(Data records for software interfaces)
* * * * * * * * *

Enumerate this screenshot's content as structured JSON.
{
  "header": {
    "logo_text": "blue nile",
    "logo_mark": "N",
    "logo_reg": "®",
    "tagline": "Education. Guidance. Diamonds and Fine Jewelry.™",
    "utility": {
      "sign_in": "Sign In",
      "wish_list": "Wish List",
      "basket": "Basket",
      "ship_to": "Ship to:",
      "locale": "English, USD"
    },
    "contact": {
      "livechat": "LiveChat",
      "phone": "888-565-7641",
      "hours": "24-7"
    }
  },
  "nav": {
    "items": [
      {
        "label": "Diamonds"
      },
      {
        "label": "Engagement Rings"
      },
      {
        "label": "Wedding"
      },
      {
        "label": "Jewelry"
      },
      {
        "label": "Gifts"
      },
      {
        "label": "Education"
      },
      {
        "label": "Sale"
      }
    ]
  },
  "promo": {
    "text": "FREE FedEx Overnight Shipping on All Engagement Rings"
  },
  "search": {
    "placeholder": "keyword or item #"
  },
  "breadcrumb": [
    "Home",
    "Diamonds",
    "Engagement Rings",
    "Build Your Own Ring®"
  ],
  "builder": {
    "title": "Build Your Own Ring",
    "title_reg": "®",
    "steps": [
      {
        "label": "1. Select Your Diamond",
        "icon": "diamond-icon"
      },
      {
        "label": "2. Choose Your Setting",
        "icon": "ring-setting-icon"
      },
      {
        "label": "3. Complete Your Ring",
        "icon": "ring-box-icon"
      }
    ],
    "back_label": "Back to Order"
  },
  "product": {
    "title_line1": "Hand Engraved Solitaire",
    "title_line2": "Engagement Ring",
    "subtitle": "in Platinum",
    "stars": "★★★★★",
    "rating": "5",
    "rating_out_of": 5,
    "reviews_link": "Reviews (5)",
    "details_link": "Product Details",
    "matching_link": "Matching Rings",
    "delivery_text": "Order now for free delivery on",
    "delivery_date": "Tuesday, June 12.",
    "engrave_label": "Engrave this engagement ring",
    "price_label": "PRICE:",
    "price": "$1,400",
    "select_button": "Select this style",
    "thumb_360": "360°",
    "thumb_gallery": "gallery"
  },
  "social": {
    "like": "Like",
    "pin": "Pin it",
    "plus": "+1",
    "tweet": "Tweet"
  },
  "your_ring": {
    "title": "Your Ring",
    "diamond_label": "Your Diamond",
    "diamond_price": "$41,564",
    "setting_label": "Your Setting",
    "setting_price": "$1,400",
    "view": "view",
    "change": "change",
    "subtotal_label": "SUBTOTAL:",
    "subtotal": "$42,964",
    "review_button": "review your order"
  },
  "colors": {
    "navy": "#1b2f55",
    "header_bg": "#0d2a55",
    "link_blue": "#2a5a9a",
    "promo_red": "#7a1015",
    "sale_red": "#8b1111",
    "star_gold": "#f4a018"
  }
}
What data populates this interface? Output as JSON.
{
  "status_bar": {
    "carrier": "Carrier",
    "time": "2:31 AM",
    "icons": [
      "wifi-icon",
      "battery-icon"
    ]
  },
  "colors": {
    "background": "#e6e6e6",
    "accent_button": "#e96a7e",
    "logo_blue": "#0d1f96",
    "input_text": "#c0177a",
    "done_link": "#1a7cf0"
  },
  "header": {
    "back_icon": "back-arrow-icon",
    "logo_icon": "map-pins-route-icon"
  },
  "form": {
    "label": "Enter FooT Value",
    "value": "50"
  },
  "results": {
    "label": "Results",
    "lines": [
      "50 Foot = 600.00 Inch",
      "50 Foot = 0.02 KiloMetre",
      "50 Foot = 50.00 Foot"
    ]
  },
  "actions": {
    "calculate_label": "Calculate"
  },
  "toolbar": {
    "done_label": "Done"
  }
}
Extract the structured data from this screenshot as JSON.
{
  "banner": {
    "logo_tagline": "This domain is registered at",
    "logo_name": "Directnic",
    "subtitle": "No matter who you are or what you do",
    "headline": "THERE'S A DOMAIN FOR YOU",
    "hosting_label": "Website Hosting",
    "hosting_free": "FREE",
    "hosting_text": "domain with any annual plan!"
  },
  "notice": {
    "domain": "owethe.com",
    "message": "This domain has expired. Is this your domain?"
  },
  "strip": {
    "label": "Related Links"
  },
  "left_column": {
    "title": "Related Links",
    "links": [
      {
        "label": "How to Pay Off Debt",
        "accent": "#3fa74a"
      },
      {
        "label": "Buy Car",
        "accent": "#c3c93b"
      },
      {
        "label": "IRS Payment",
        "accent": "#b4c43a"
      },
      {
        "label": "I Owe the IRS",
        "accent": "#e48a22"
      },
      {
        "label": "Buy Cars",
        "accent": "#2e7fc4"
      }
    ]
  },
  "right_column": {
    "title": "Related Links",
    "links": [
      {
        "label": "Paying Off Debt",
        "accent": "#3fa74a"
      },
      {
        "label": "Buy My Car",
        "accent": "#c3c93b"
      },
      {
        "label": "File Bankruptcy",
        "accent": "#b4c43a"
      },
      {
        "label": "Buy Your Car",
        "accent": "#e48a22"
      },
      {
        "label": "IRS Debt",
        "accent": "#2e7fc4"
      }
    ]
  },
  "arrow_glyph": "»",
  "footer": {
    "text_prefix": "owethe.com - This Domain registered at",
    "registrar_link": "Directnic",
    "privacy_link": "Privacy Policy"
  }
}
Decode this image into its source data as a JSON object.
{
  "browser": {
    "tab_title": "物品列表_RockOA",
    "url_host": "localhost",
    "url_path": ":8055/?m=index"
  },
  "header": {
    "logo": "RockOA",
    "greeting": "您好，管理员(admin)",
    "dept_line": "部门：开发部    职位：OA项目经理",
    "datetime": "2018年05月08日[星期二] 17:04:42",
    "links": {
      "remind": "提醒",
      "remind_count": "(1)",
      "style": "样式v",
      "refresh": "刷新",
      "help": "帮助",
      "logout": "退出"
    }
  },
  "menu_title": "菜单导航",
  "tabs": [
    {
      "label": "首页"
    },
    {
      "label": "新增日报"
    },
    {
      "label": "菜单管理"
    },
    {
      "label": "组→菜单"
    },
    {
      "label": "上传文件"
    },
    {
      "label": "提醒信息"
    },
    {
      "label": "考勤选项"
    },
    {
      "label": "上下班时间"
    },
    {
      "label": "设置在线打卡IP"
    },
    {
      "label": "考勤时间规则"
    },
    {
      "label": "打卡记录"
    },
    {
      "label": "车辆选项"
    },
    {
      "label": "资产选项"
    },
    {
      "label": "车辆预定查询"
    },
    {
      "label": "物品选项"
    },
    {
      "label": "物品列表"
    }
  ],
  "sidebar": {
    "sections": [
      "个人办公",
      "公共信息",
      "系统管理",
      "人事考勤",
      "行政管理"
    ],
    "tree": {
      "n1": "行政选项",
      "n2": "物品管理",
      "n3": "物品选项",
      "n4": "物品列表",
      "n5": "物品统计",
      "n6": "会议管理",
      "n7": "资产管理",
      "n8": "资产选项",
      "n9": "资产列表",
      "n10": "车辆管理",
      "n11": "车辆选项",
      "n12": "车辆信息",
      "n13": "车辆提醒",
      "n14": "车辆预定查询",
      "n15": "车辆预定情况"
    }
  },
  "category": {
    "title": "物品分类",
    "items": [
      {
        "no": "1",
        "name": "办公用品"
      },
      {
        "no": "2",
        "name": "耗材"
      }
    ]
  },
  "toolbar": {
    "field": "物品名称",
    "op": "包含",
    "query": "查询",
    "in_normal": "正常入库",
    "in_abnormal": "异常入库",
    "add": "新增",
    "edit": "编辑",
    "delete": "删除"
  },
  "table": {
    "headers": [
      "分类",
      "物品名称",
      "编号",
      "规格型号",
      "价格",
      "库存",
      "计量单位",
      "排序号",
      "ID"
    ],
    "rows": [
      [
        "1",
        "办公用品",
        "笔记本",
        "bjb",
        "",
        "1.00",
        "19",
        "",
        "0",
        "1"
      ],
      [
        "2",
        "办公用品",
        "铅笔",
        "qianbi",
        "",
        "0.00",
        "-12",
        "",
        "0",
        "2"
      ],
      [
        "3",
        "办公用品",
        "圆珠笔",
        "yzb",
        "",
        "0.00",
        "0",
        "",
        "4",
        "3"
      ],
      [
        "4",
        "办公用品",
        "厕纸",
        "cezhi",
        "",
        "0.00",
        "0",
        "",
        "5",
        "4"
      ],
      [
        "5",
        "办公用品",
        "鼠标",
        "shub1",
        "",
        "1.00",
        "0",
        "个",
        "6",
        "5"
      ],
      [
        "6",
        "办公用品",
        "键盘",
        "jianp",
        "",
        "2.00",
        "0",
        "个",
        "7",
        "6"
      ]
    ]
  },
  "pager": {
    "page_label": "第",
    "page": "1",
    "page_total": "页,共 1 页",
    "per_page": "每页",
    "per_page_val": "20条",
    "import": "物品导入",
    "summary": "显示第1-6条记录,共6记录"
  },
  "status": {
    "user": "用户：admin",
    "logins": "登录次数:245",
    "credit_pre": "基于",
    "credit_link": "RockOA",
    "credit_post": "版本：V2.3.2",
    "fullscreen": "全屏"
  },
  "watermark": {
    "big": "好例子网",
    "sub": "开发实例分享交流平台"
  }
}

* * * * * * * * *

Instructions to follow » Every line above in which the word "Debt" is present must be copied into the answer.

Result for this exercise »
        "label": "How to Pay Off Debt",
        "label": "Paying Off Debt",
        "label": "IRS Debt",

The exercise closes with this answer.